These giant sequoia trees are located in Sequoia National Park, in California, USA. Notice that the tree on the right has a large scar from a fire. Fires typically do not kill the trees, but do remove competing thin-barked species. Fires also aid giant sequoia regeneration.
Six tree species are known that can top 300 feet (90 meters)
The tallest trees in the world are found in two places in the world. The first is western North America, especially in the US state of California. The second is in southeastern Australia, including across the Bass Strait on the island of Tasmania.
The tallest tree ever measured anywhere else in the world is a tropical species found in Indonesia, on the island of Borneo. It measured 290 feet (88 meters) in height. It’s certainly possible that there are species in the world’s rainforests that can exceed 300 feet (90 meters), that have yet to be discovered – and hopefully they will be discovered before what’s left of our planet’s rainforests is destroyed.
Of the forests that are known to have giant trees, many have been decimated by human activity. One example is the giant coastal redwoods of California, of which only 5% of the original old growth forests remain. It’s unfortunate that someday our species will likely have to tell our offspring about the giant trees that once were, and which we made extinct.
#1 - Giant coastal redwoods
Within redwood forests you can look up and will typically not be able to see the tops of the trees, which can be more than 300 feet (90 meters) above the forest floor.
The tallest known stands at 380 feet (116 meters) in height. They are found along the coast of western North America from central California to southwestern Oregon. The redwood forests are my absolute favorite place on Earth.
#2 - Coast Douglas-fir
One of the tallest tree species on Earth, they are common throughout the volcanic Cascades Mountain Range. Mount Jefferson in the background of this photo is a geologically active stratovolcano in Oregon.
The tallest known tree stands 327 feet (100 meters) in height. They are located in the mountainous regions of western North America from British Columbia southward through Washington, Oregon, and to about the middle of California.
#3 - Mountain ash eucalyptus
Sherbrooke Forest is part of Dandenong Ranges National Park in the state of Victoria, Australia.
This species has been measured at 327 feet (100 meters) in height, a tie with the coast Douglas-fir. They are found in southeastern Australia and the island of Tasmania. They are the tallest flowering plant on Earth.
#4 - Sitka spruce
This is the largest species of spruce in the world.
The tallest ever measured stands 315 feet (96 meters) high. They are located along the coast of western North America from Northern California up to the southeastern extension of Alaska.
#5 - Giant sequoia
Although not the tallest giant sequoia, at 275 feet (84 meters) in height, the General Sherman tree in the photo is the most massive tree on Earth.
I can confirm that these trees are absolutely breathtaking to behold. These are the world’s most massive (heaviest) trees. The tallest known stands 311 feet (95 meters) tall. They are found in the Sierra Nevada Mountains in California.
#6 - Tasmanian blue gum eucalyptus
Tasmanian blue gum eucalpytus, one of the tallest trees on Earth.

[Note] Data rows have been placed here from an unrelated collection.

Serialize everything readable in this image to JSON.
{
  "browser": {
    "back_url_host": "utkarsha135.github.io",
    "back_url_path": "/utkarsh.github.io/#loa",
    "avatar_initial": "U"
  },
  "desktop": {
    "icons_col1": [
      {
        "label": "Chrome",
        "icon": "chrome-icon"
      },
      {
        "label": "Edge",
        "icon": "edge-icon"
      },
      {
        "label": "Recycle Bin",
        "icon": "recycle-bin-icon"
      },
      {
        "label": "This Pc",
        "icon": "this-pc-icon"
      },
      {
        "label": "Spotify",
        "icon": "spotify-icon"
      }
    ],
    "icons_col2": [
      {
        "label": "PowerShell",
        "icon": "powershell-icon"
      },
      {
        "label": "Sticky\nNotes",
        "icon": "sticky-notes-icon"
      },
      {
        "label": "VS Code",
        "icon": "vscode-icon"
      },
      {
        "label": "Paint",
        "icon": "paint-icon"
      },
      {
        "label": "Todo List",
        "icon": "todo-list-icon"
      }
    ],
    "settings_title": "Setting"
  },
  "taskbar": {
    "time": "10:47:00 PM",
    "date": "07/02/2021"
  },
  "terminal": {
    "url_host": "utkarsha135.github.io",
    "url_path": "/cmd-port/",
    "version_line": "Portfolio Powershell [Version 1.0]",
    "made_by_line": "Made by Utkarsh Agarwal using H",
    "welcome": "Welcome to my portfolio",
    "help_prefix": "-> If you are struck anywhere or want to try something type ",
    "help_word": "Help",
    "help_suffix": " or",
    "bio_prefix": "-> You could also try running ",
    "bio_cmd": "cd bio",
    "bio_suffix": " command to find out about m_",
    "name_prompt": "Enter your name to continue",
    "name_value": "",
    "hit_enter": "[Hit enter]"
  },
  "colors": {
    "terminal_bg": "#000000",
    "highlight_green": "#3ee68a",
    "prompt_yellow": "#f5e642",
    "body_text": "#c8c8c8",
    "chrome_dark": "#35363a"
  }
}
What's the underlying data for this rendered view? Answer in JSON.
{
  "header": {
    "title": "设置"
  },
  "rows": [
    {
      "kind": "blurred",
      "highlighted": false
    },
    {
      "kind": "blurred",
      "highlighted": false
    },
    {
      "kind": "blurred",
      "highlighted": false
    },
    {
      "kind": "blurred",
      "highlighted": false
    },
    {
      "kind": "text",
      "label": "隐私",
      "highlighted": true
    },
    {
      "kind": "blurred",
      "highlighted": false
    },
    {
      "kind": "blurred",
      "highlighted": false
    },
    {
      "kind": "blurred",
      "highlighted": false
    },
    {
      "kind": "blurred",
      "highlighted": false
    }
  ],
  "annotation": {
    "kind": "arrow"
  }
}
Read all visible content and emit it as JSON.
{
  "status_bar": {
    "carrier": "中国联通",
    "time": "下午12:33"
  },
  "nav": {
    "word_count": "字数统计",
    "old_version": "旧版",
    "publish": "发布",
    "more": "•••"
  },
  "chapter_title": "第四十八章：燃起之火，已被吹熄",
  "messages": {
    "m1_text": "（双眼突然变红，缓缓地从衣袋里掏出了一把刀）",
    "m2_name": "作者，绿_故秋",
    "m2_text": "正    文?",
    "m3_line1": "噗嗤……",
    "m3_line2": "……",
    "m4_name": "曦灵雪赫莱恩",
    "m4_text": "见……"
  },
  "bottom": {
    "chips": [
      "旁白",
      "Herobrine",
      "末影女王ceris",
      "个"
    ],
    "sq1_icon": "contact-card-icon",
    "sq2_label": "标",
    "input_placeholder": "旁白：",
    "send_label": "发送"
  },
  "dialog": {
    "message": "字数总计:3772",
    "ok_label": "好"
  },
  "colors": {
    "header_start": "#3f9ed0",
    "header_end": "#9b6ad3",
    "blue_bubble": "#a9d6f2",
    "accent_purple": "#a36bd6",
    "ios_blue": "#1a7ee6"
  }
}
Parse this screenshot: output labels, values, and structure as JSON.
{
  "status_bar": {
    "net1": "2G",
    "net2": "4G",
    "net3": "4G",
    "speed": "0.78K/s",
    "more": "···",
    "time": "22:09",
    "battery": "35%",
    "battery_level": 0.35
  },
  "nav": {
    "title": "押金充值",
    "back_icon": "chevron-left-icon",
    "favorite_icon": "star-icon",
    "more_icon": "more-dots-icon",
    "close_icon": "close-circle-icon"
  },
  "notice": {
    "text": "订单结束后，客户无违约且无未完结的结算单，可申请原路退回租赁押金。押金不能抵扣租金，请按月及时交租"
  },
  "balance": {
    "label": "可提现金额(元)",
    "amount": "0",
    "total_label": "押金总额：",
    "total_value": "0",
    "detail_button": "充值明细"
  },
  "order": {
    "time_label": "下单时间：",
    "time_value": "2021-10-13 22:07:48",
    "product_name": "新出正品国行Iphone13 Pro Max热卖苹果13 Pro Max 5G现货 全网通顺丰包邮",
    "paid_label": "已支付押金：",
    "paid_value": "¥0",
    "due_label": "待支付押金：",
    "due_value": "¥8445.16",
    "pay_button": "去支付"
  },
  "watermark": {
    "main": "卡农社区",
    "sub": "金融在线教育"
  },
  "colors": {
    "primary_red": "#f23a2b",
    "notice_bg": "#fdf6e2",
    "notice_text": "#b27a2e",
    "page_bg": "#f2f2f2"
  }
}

The tallest known at the present time stands at 297 feet (91 meters). They are located in southeastern Australia and the island of Tasmania.
Taller individual trees existed in the past
This is the stump of the Mark Twain Tree, in Kings Canyon National Park, in California, USA. This is a giant sequoia that was unfortunately felled in 1891. It was found (by counting the rings) to have been 1,350 years old. Some of the giant sequoias cut down during the 19th and 20th centuries were as large or larger than the largest giant sequoias that stand today.
Each of these tree species listed is known to have had individuals that were taller in the past than any that are currently standing – which is why the Tasmanian blue gum eucalyptus is included on this list.
Now you know where to go if you want to see the world’s tallest trees, and as resident of California for 36 years, I can assure you that it is very much worth it. You may find as I have that these forests are the absolute best place on Earth to be.